WND reported Stevens himself was leading the vetting efforts, working with the Saudis to send names of potential jihadi recruits to U.S. security organizations for review. Names found to be directly involved in previous attacks against the U.S., including in Iraq and Afghanistan, were ultimately not recruited by the Saudis to fight in Syria.
The scheme appears to mirror the Petraeus-Clinton plan as described by the New York Times.
According to the 39-page report released last month by independent investigators probing the attacks at the diplomatic facility, the U.S. mission in Benghazi was set up without the knowledge of the new Libyan government, as WND reported.
“Another key driver behind the weak security platform in Benghazi was the decision to treat Benghazi as a temporary, residential facility, not officially notified to the host government, even though it was also a full-time office facility,” the report states. “This resulted in the Special Mission compound being excepted from office facility standards and accountability under the Secure Embassy Construction and Counterterrorism Act of 1999 (SECCA) and the Overseas Security Policy Board (OSPB).”
The report, based on a probe led by former U.S. diplomat Thomas Pickering, calls the facility a “Special U.S. Mission.”
During the Libyan revolution against Moammar Gadhafi’s regime, the U.S. admitted to directly arming the rebel groups.
Stevens himself first arrived in Libya on a cargo ship to serve as the official U.S. liaison to Libyan opposition, reportedly working directly with Abdelhakim Belhadj of the al-Qaida-tied Libyan Islamic Fighting Group.
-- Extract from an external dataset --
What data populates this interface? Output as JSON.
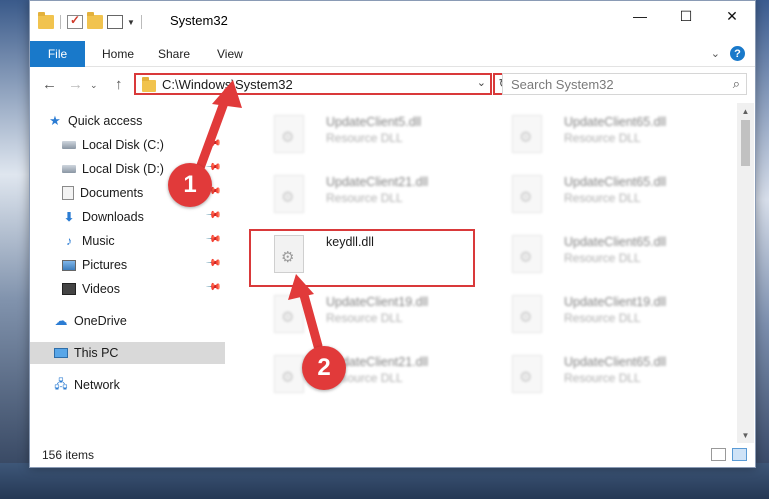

At the time of the U.S. aid to the Libyan fighters, rebel leader Abdel-Hakim al-Hasidi acknowledged in an interview that a significant number of the Libyan rebels were al-Qaida fighters, many of whom had fought U.S. troops in Iraq and Afghanistan.
He insisted his fighters “are patriots and good Muslims, not terrorists,” but he added that the “members of al-Qaida are also good Muslims and are fighting against the invader.”
From the beginning, U.S. media reports on the events in Benghazi have been misleading.
The vast majority of media coverage worldwide refers to the U.S. facility that was attacked as a “consulate,” even though the government itself has been careful to call it a “mission.”
A consulate typically refers to the building that houses a consul, who is the official representative of the government of one state in the territory of another. The U.S. consul in Libya, Jenny Cordell, works out of the embassy in Tripoli.
Consulates at times function as junior embassies, providing services related to visas, passports and citizen information.
On Aug. 26, about two weeks before his was killed, Ambassador Stevens attended a ceremony marking the opening of consular services at the Tripoli embassy.
The main role of a consulate is to foster trade with the host and care for its own citizens who are traveling or living in the host nation.
Diplomatic missions, on the other hand, maintain a more generalized role. A diplomatic mission is simply a group of people from one state or an international inter-governmental organization present in another state to represent matters of the sending state or organization in the receiving state.
However, according to the State Department investigation, the building was a “U.S. Special Mission” set up without the knowledge of the Libyan government.